## WORK INSTRUCTIONS:
From the line containing "Enumerate this screenshot's" through the last line of the data, both ends included, write out every line exactly; omit the pictures.

## LISTED ENTRIES:
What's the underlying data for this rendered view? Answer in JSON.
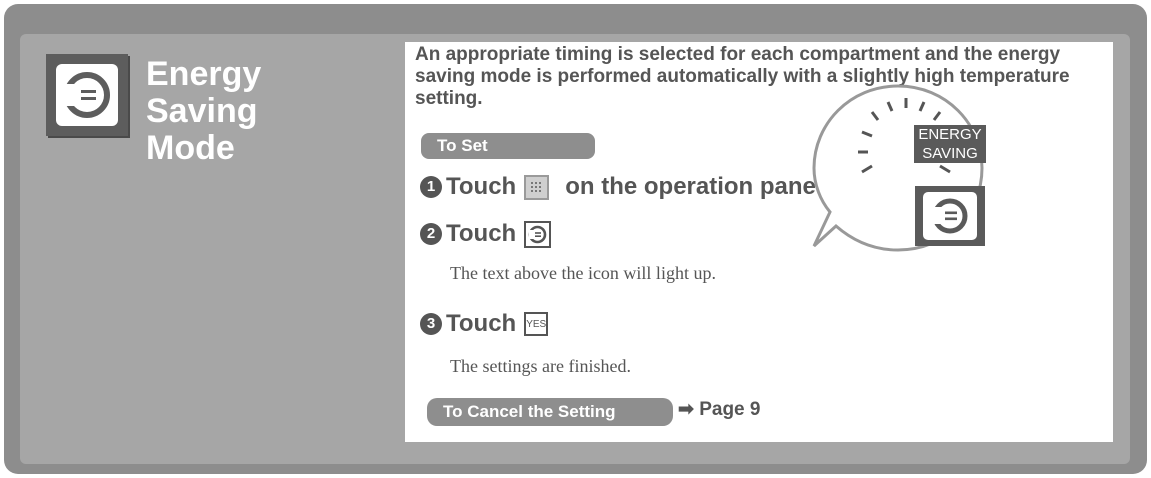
{
  "title": {
    "line1": "Energy",
    "line2": "Saving",
    "line3": "Mode"
  },
  "description": "An appropriate timing is selected for each compartment and the energy saving mode is performed automatically with a slightly high temperature setting.",
  "to_set_label": "To Set",
  "steps": [
    {
      "number": "1",
      "prefix": "Touch",
      "suffix": "on the operation panel",
      "icon": "menu-grid-icon"
    },
    {
      "number": "2",
      "prefix": "Touch",
      "suffix": "",
      "icon": "energy-saving-icon"
    },
    {
      "number": "3",
      "prefix": "Touch",
      "suffix": "",
      "icon": "yes-button-icon",
      "icon_text": "YES"
    }
  ],
  "notes": {
    "step2": "The text above the icon will light up.",
    "step3": "The settings are finished."
  },
  "cancel": {
    "label": "To Cancel the Setting",
    "reference": "Page 9"
  },
  "callout": {
    "line1": "ENERGY",
    "line2": "SAVING"
  },
  "colors": {
    "frame": "#8d8d8d",
    "panel": "#ffffff",
    "text": "#555555",
    "pill": "#8e8e8e"
  }
}
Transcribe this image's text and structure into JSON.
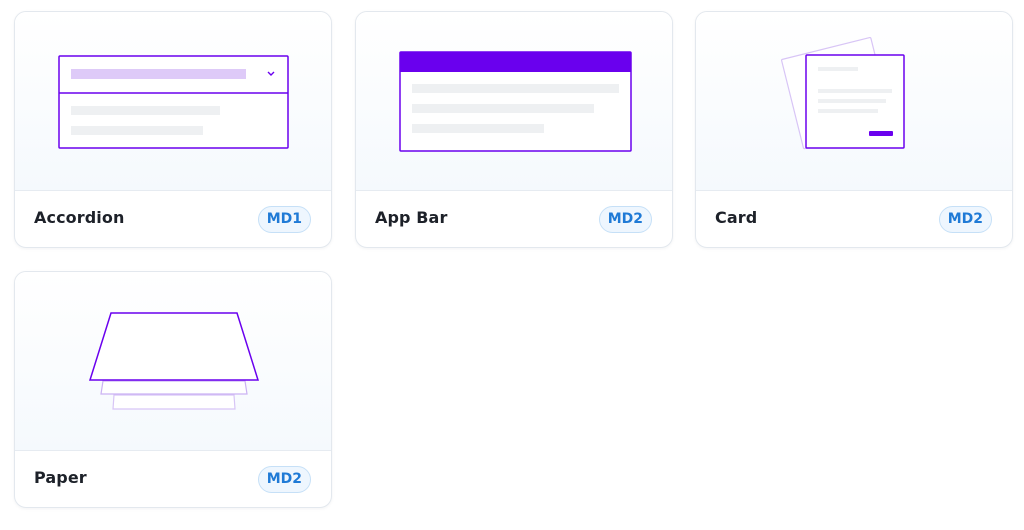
{
  "components": [
    {
      "name": "Accordion",
      "badge": "MD1",
      "illustration": "accordion-illustration"
    },
    {
      "name": "App Bar",
      "badge": "MD2",
      "illustration": "app-bar-illustration"
    },
    {
      "name": "Card",
      "badge": "MD2",
      "illustration": "card-illustration"
    },
    {
      "name": "Paper",
      "badge": "MD2",
      "illustration": "paper-illustration"
    }
  ],
  "colors": {
    "accent": "#6a00ee",
    "accent_light": "#decaf8",
    "placeholder": "#eef0f2",
    "badge_text": "#1f7ad6",
    "badge_bg": "#eef6fe",
    "badge_border": "#c6e0f7"
  }
}
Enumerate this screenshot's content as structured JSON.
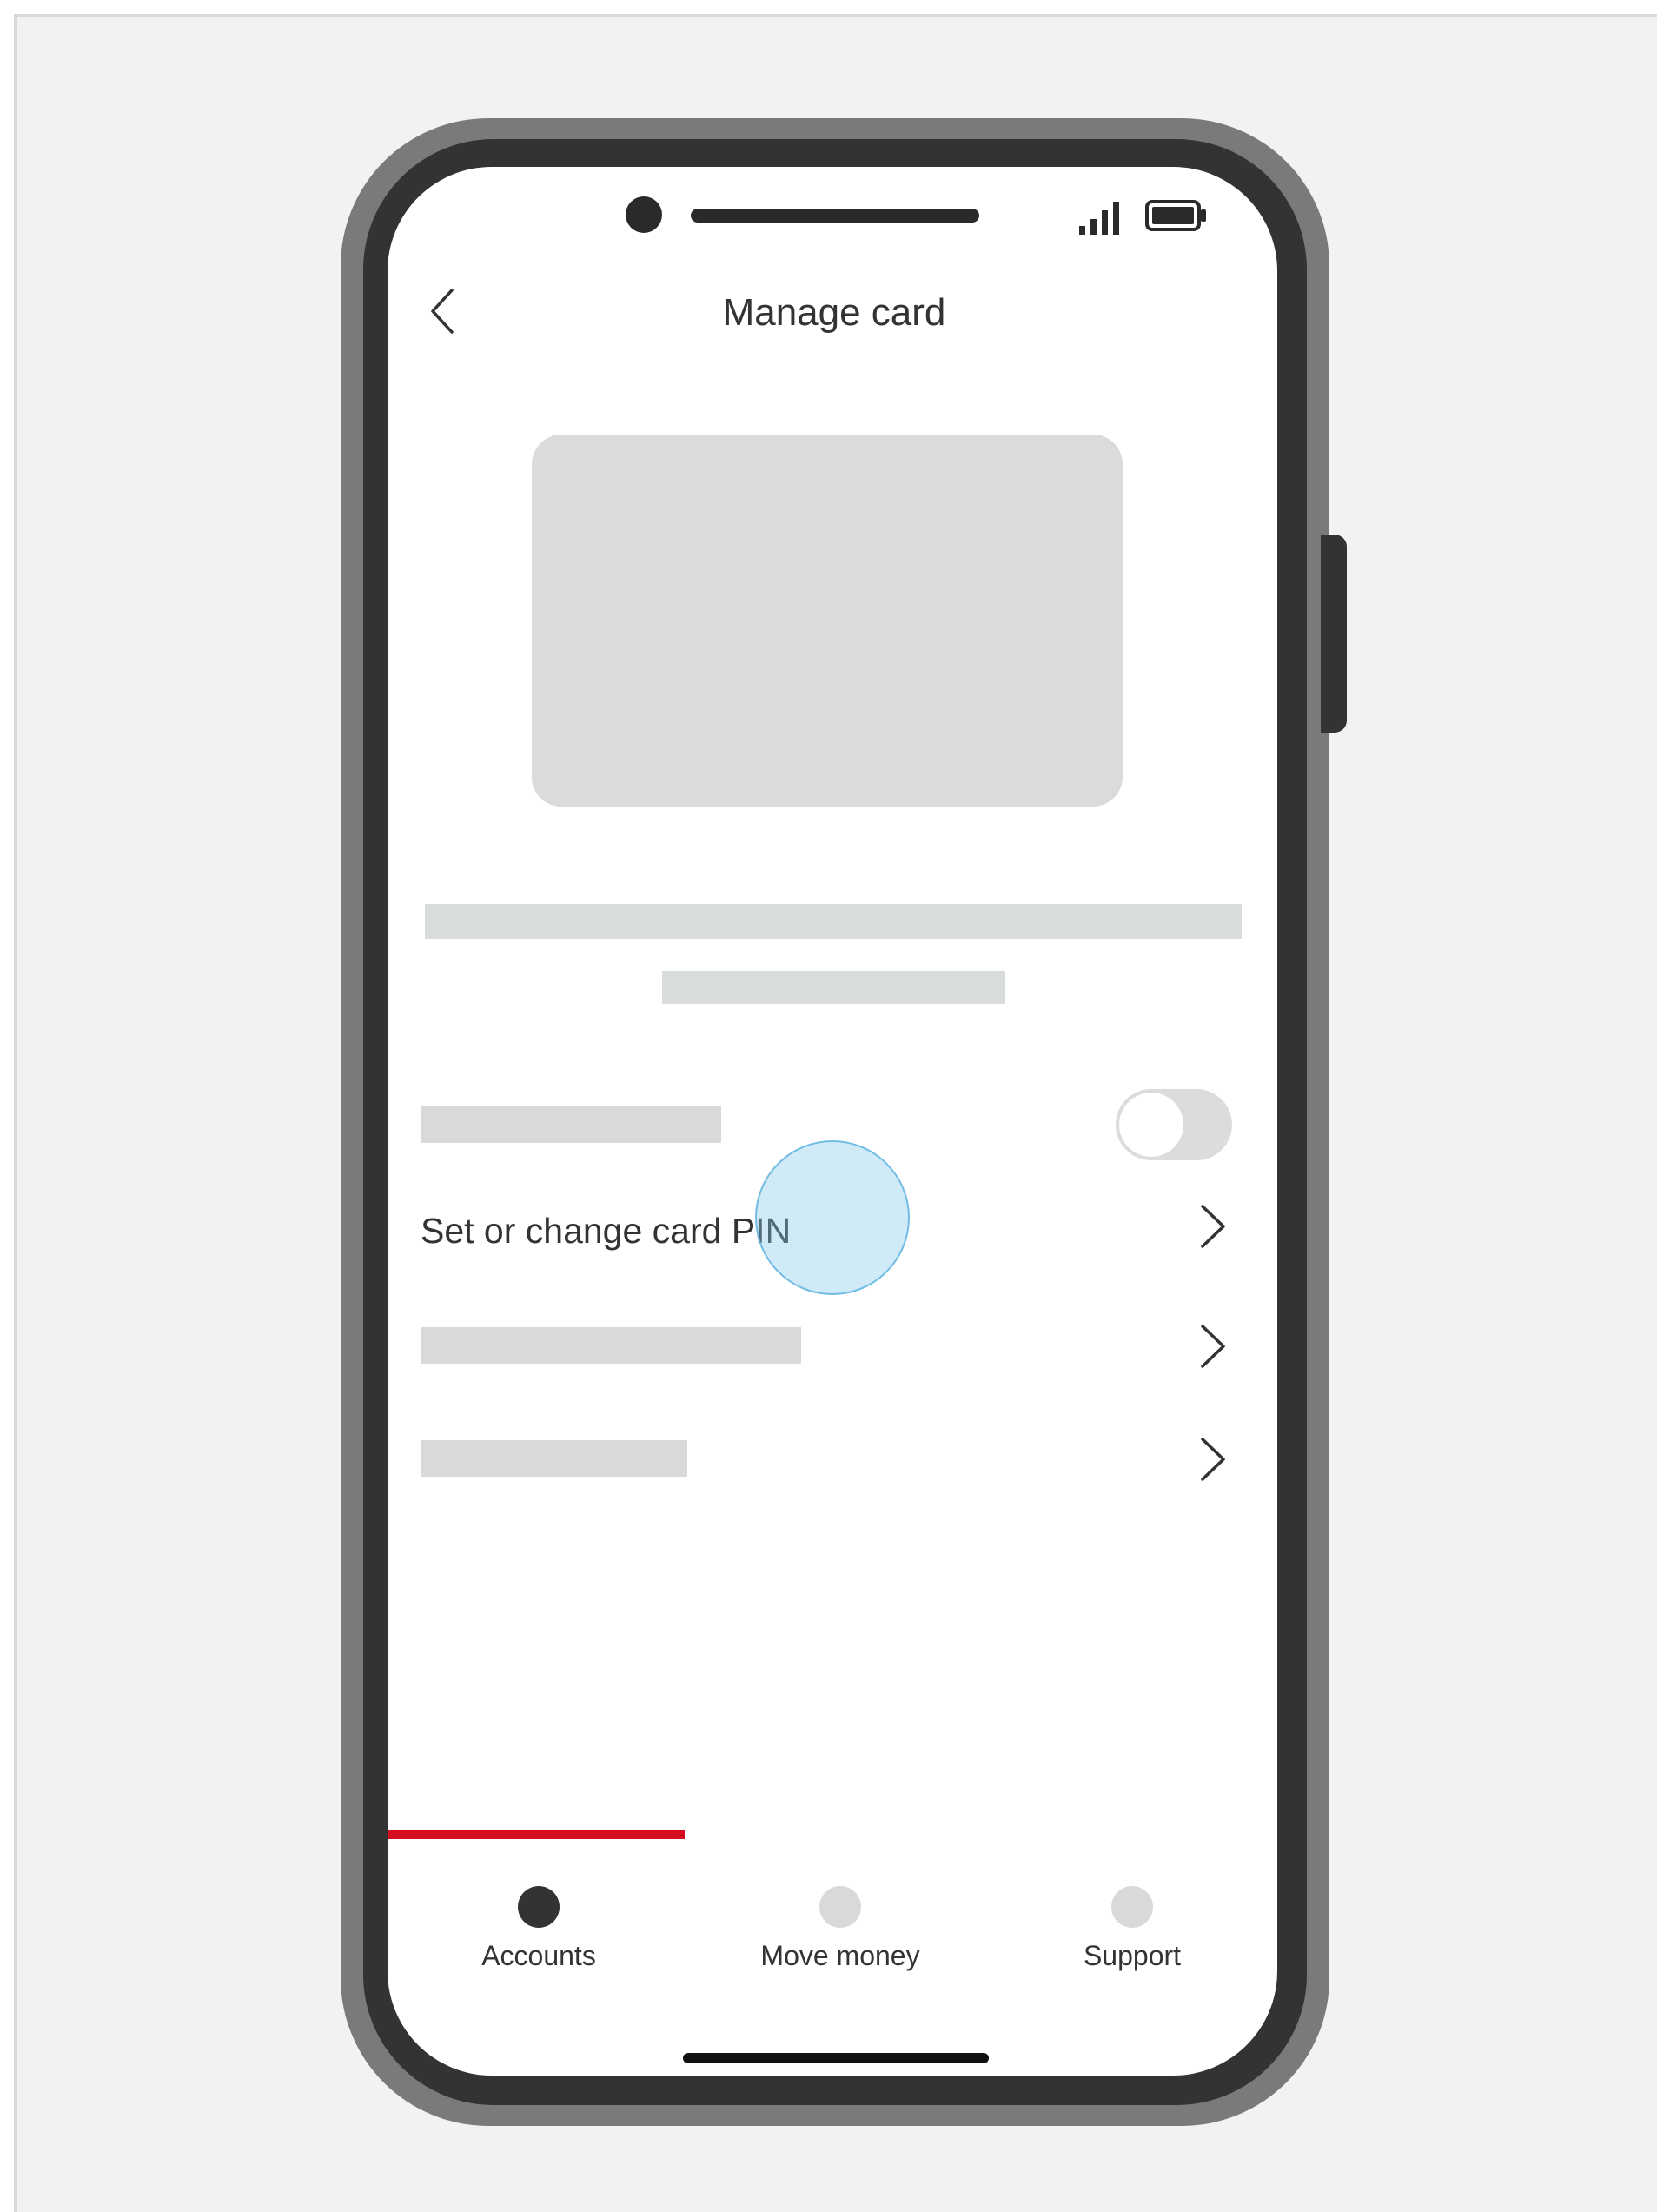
{
  "header": {
    "title": "Manage card"
  },
  "settings": {
    "pin_row_label": "Set or change card PIN",
    "card_toggle_on": false
  },
  "bottom_nav": {
    "items": [
      {
        "label": "Accounts",
        "active": true
      },
      {
        "label": "Move money",
        "active": false
      },
      {
        "label": "Support",
        "active": false
      }
    ]
  },
  "colors": {
    "accent": "#d40e1e",
    "active_nav_dot": "#333333",
    "inactive_nav_dot": "#d9d9d9",
    "tap_indicator": "#87c8eb",
    "placeholder": "#d9dcdc"
  },
  "icons": {
    "back": "chevron-left-icon",
    "row_arrow": "chevron-right-icon",
    "signal": "signal-icon",
    "battery": "battery-icon"
  }
}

## ANSWER BOX:
Enumerate this screenshot's content as structured JSON.
{
  "header": {
    "title": "Manage card"
  },
  "settings": {
    "pin_row_label": "Set or change card PIN",
    "card_toggle_on": false
  },
  "bottom_nav": {
    "items": [
      {
        "label": "Accounts",
        "active": true
      },
      {
        "label": "Move money",
        "active": false
      },
      {
        "label": "Support",
        "active": false
      }
    ]
  },
  "colors": {
    "accent": "#d40e1e",
    "active_nav_dot": "#333333",
    "inactive_nav_dot": "#d9d9d9",
    "tap_indicator": "#87c8eb",
    "placeholder": "#d9dcdc"
  },
  "icons": {
    "back": "chevron-left-icon",
    "row_arrow": "chevron-right-icon",
    "signal": "signal-icon",
    "battery": "battery-icon"
  }
}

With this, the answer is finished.